The Picture Show Man is a 1977 Australian film about a travelling film exhibitor (John Meillon) in the 1920s. He has to deal with the rebelliousness of his son (Harold Hopkins) and a rival American exhibitor (Rod Taylor).
|The Picture Show Man|
|Directed by||John Power|
|Produced by||Joan Long|
|Written by||Joan Long|
|Based on||memoirs of Lyle Penn|
|Music by||Peter Best|
|Box office||AU$566,014 (Australia)|
The film was Rod Taylor's first role in an Australian film for over twenty years. He was cast as an American because the producer was concerned about his ability to perform in an Australian accent.
Maurice Pym is a travelling cinema operator in the 1920s who tours country New South Wales with his son Larry and pianist Freddie.
The film was based on the memoirs of Lyle Penn, whose father was a travelling film exhibitor. He saw Joan Long being interviewed on television about her documentary on early Australian cinema, The Pictures That Moved and sent his memoirs to her. She optioned them and adapted it into a screenplay.

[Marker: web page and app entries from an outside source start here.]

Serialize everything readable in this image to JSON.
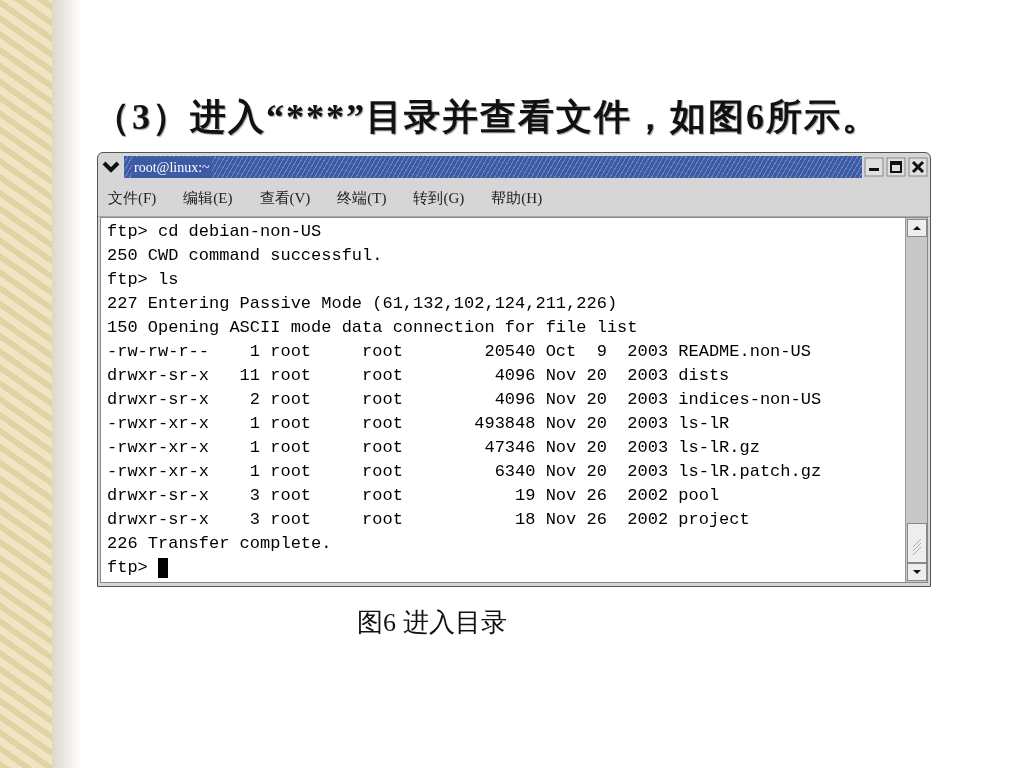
{
  "slide": {
    "title": "（3）进入“***”目录并查看文件，如图6所示。",
    "caption": "图6  进入目录"
  },
  "window": {
    "title": "root@linux:~"
  },
  "menu": [
    "文件(F)",
    "编辑(E)",
    "查看(V)",
    "终端(T)",
    "转到(G)",
    "帮助(H)"
  ],
  "terminal": {
    "lines": [
      "ftp> cd debian-non-US",
      "250 CWD command successful.",
      "ftp> ls",
      "227 Entering Passive Mode (61,132,102,124,211,226)",
      "150 Opening ASCII mode data connection for file list",
      "-rw-rw-r--    1 root     root        20540 Oct  9  2003 README.non-US",
      "drwxr-sr-x   11 root     root         4096 Nov 20  2003 dists",
      "drwxr-sr-x    2 root     root         4096 Nov 20  2003 indices-non-US",
      "-rwxr-xr-x    1 root     root       493848 Nov 20  2003 ls-lR",
      "-rwxr-xr-x    1 root     root        47346 Nov 20  2003 ls-lR.gz",
      "-rwxr-xr-x    1 root     root         6340 Nov 20  2003 ls-lR.patch.gz",
      "drwxr-sr-x    3 root     root           19 Nov 26  2002 pool",
      "drwxr-sr-x    3 root     root           18 Nov 26  2002 project",
      "226 Transfer complete."
    ],
    "prompt": "ftp>"
  }
}
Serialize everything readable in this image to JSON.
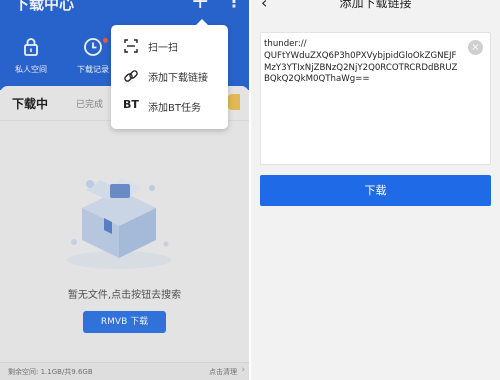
{
  "left": {
    "title": "下载中心",
    "plus": "+",
    "dots": "⋮",
    "quick_actions": [
      {
        "label": "私人空间",
        "icon": "lock-icon"
      },
      {
        "label": "下载记录",
        "icon": "clock-icon"
      }
    ],
    "tabs": {
      "active": "下载中",
      "done": "已完成"
    },
    "empty_text": "暂无文件,点击按钮去搜索",
    "rmvb_button": "RMVB 下载",
    "storage": "剩余空间: 1.1GB/共9.6GB",
    "clean": "点击清理",
    "chevron": "›"
  },
  "popup": {
    "items": [
      {
        "label": "扫一扫",
        "icon": "scan-icon"
      },
      {
        "label": "添加下载链接",
        "icon": "link-icon"
      },
      {
        "label": "添加BT任务",
        "icon": "bt-icon",
        "glyph": "BT"
      }
    ]
  },
  "right": {
    "back": "‹",
    "title": "添加下载链接",
    "link_text": "thunder://\nQUFtYWduZXQ6P3h0PXVybjpidGloOkZGNEJFMzY3YTIxNjZBNzQ2NjY2Q0RCOTRCRDdBRUZBQkQ2QkM0QThaWg==",
    "clear": "×",
    "download_button": "下载"
  },
  "colors": {
    "brand_blue": "#2b6ad9",
    "button_blue": "#1f6ae6"
  }
}
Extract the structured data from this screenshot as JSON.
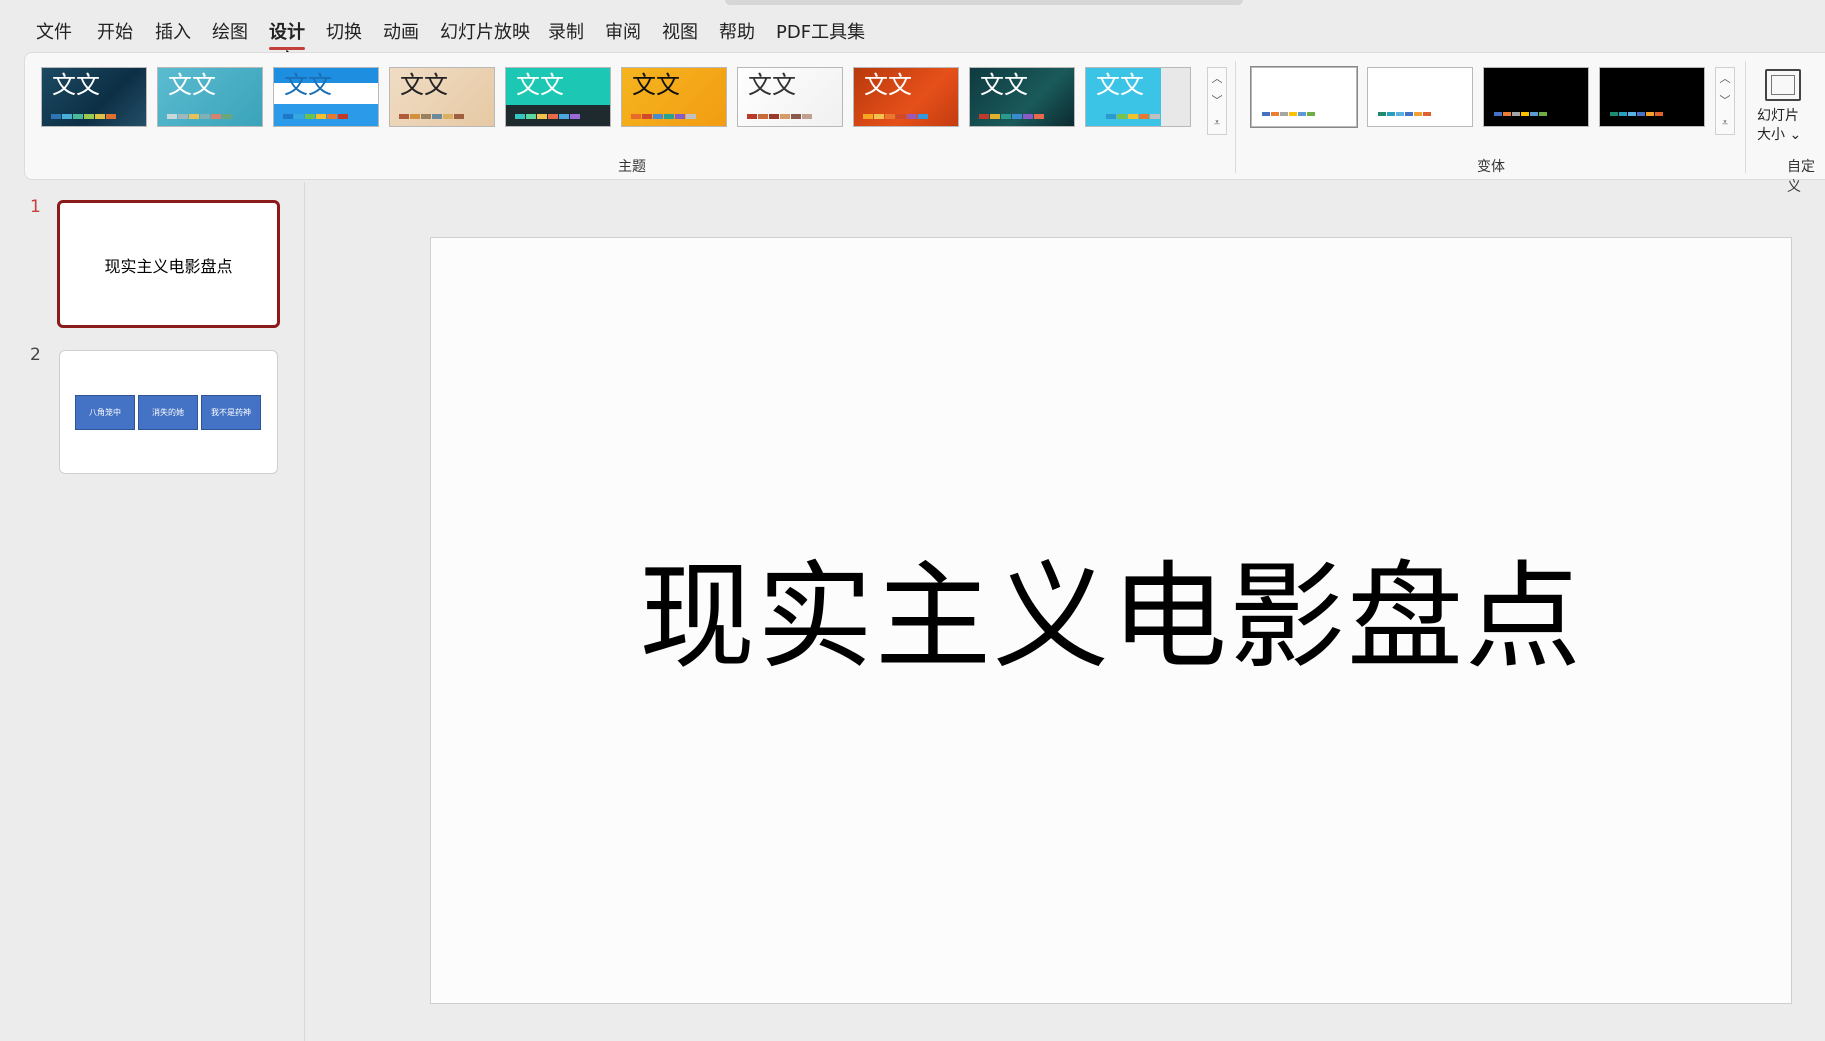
{
  "menu": {
    "tabs": [
      "文件",
      "开始",
      "插入",
      "绘图",
      "设计",
      "切换",
      "动画",
      "幻灯片放映",
      "录制",
      "审阅",
      "视图",
      "帮助",
      "PDF工具集"
    ],
    "active_tab": "设计"
  },
  "ribbon": {
    "themes": [
      {
        "text": "文文",
        "text_color": "#ffffff",
        "bg": "linear-gradient(135deg,#1b4a63,#0d2f45 60%,#234f68)",
        "bars": [
          "#2e75b6",
          "#48b0d8",
          "#4bb89b",
          "#9bc84f",
          "#e0c040",
          "#e07030"
        ]
      },
      {
        "text": "文文",
        "text_color": "#ffffff",
        "bg": "linear-gradient(135deg,#5bbcd0,#3aa3ba)",
        "bars": [
          "#c8d7da",
          "#9fb8bd",
          "#e8c05a",
          "#7fb0b8",
          "#d6826d",
          "#6aa67e"
        ]
      },
      {
        "text": "文文",
        "text_color": "#1a6fb5",
        "bg": "linear-gradient(#1e8fe0 0 26%,#ffffff 26% 62%,#2b9ae8 62%)",
        "bars": [
          "#1e78c8",
          "#35a8e0",
          "#6cc24a",
          "#f2c12e",
          "#e8782e",
          "#c0392b"
        ]
      },
      {
        "text": "文文",
        "text_color": "#222222",
        "bg": "linear-gradient(135deg,#f0dcc4,#e6c9a4)",
        "bars": [
          "#b05a3c",
          "#d2903c",
          "#9a8060",
          "#6a8a9a",
          "#d8b060",
          "#a06040"
        ]
      },
      {
        "text": "文文",
        "text_color": "#ffffff",
        "bg": "linear-gradient(#1cc7b4 0 64%,#1f2a2f 64%)",
        "bars": [
          "#34c6c0",
          "#5dd6a0",
          "#f2c14e",
          "#e86a4a",
          "#4aa8e0",
          "#9a6ad6"
        ]
      },
      {
        "text": "文文",
        "text_color": "#111111",
        "bg": "linear-gradient(135deg,#f5b51f,#f29c12)",
        "bars": [
          "#e86a2a",
          "#d04a2a",
          "#4a8ad0",
          "#2aa090",
          "#8a5ac8",
          "#c0c0c0"
        ]
      },
      {
        "text": "文文",
        "text_color": "#333333",
        "bg": "linear-gradient(135deg,#ffffff,#f0f0f0)",
        "bars": [
          "#b83a2a",
          "#c86a3a",
          "#9a3a2a",
          "#d89a6a",
          "#8a5a4a",
          "#c0a090"
        ]
      },
      {
        "text": "文文",
        "text_color": "#ffffff",
        "bg": "linear-gradient(135deg,#b8390c,#e6501a 60%,#c43c10)",
        "bars": [
          "#f5a623",
          "#f2c14e",
          "#e8782e",
          "#d04a2a",
          "#9b59b6",
          "#3498db"
        ]
      },
      {
        "text": "文文",
        "text_color": "#ffffff",
        "bg": "linear-gradient(135deg,#0e3a40,#1a5a5a 60%,#0c2a30)",
        "bars": [
          "#c0392b",
          "#e0b030",
          "#2a9a8a",
          "#3a8ad0",
          "#8a5ac8",
          "#e86a4a"
        ]
      },
      {
        "text": "文文",
        "text_color": "#ffffff",
        "bg": "linear-gradient(90deg,#3cc4e6 0 72%,#e8e8e8 72%)",
        "bars": [
          "#3cc4e6",
          "#2a9ad0",
          "#7ac24a",
          "#f2c12e",
          "#e8782e",
          "#c0c0c0"
        ]
      }
    ],
    "themes_group_label": "主题",
    "variants": [
      {
        "bg": "#ffffff",
        "bars": [
          "#4472c4",
          "#ed7d31",
          "#a5a5a5",
          "#ffc000",
          "#5b9bd5",
          "#70ad47"
        ]
      },
      {
        "bg": "#ffffff",
        "bars": [
          "#1f8a70",
          "#2aa0c0",
          "#5ab0e0",
          "#4472c4",
          "#f2a030",
          "#e06030"
        ]
      },
      {
        "bg": "#000000",
        "bars": [
          "#4472c4",
          "#ed7d31",
          "#a5a5a5",
          "#ffc000",
          "#5b9bd5",
          "#70ad47"
        ]
      },
      {
        "bg": "#000000",
        "bars": [
          "#1f8a70",
          "#2aa0c0",
          "#5ab0e0",
          "#4472c4",
          "#f2a030",
          "#e06030"
        ]
      }
    ],
    "variants_group_label": "变体",
    "slide_size_line1": "幻灯片",
    "slide_size_line2": "大小 ⌄",
    "customize_group_label": "自定义"
  },
  "slides": [
    {
      "number": "1",
      "title": "现实主义电影盘点"
    },
    {
      "number": "2",
      "buttons": [
        "八角笼中",
        "消失的她",
        "我不是药神"
      ]
    }
  ],
  "canvas": {
    "title": "现实主义电影盘点"
  }
}
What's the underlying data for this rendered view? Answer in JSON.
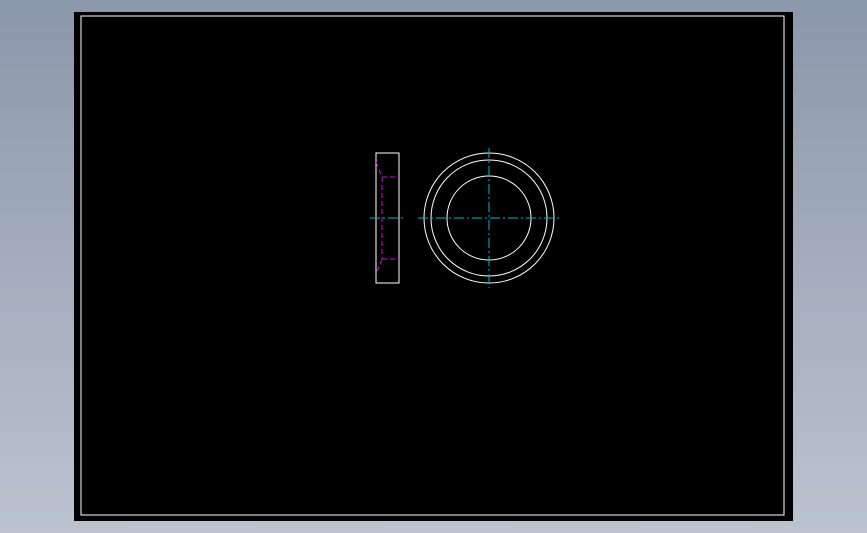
{
  "colors": {
    "background_top": "#8b97ab",
    "background_bottom": "#bcc3cf",
    "drawing_area": "#000000",
    "geometry_line": "#ffffff",
    "center_line": "#00b4d8",
    "hidden_line": "#e000e0"
  },
  "drawing": {
    "views": [
      "side-view",
      "front-view"
    ],
    "line_types": {
      "geometry": "continuous",
      "center": "dash-dot",
      "hidden": "dashed"
    }
  }
}
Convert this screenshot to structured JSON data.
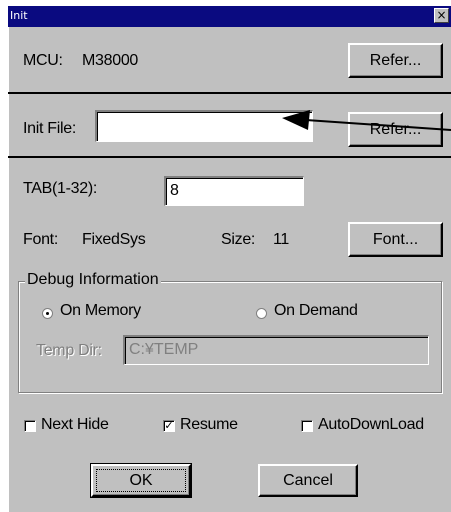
{
  "window": {
    "title": "Init",
    "close_symbol": "×"
  },
  "mcu": {
    "label": "MCU:",
    "value": "M38000",
    "refer_label": "Refer..."
  },
  "init_file": {
    "label": "Init File:",
    "value": "",
    "refer_label": "Refer..."
  },
  "tab": {
    "label": "TAB(1-32):",
    "value": "8"
  },
  "font": {
    "label": "Font:",
    "value": "FixedSys",
    "size_label": "Size:",
    "size_value": "11",
    "button_label": "Font..."
  },
  "debug": {
    "group_title": "Debug Information",
    "on_memory_label": "On Memory",
    "on_demand_label": "On Demand",
    "selected": "On Memory",
    "temp_dir_label": "Temp Dir:",
    "temp_dir_value": "C:¥TEMP"
  },
  "options": {
    "next_hide_label": "Next Hide",
    "next_hide_checked": false,
    "resume_label": "Resume",
    "resume_checked": true,
    "autodownload_label": "AutoDownLoad",
    "autodownload_checked": false
  },
  "buttons": {
    "ok_label": "OK",
    "cancel_label": "Cancel"
  },
  "colors": {
    "titlebar": "#0a0a80",
    "face": "#c0c0c0",
    "annotation": "#000000"
  }
}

Long was reluctant to direct the movie herself and as such hired John Power.
The film was funded by the Australian Film Commission ($250,000), the New South Wales government ($120,000), the Women's Film Fund, private investors and with support from then-Premier of New South Wales Neville Wran.
Shooting commenced on 17 October 1976 and went until 4 December, a total of seven weeks. It took place in and around Tamworth. Relations between Joan Long and John Power were not always smooth, the two occasionally clashing over interpretation.
The film was a medium success at the box office. It won Australian Film Awards for Best Art Direction, Costume Design and Supporting Actor (Rod Taylor).
The Picture Show Man was released on DVD with a new print by Umbrella Entertainment in July 2005. The DVD is compatible with all region codes and includes special features such as the original theatrical trailer, an interview with Rod Taylor, and audio commentary with Harold Hopkins, Sally Conabere, Judy Morris and Sue Milliken.
- David Stratton, The Last New Wave: The Australian Film Revival, Angus & Robertson, 1980 p236-238
- Gordon Glenn & Scott Murray, "John Power", Cinema Papers, July 1977 p23-25, 91
- 'Australian Films At the Australian Box office' Film Victoria accessed 28 September 2012
- "People". The Australian Women's Weekly. National Library of Australia. 17 November 1976. p. 18. Retrieved 5 October 2012.
- Stephen Vagg,'Rod Taylor: An Aussie in Hollywood, Bear Manor Media 2010 p 191-198
- Andrew Pike and Ross Cooper, Australian Film 1900–1977: A Guide to Feature Film Production, Melbourne: Oxford University Press, 1998, p 312
- "Umbrella Entertainment". Retrieved 5 May 2013.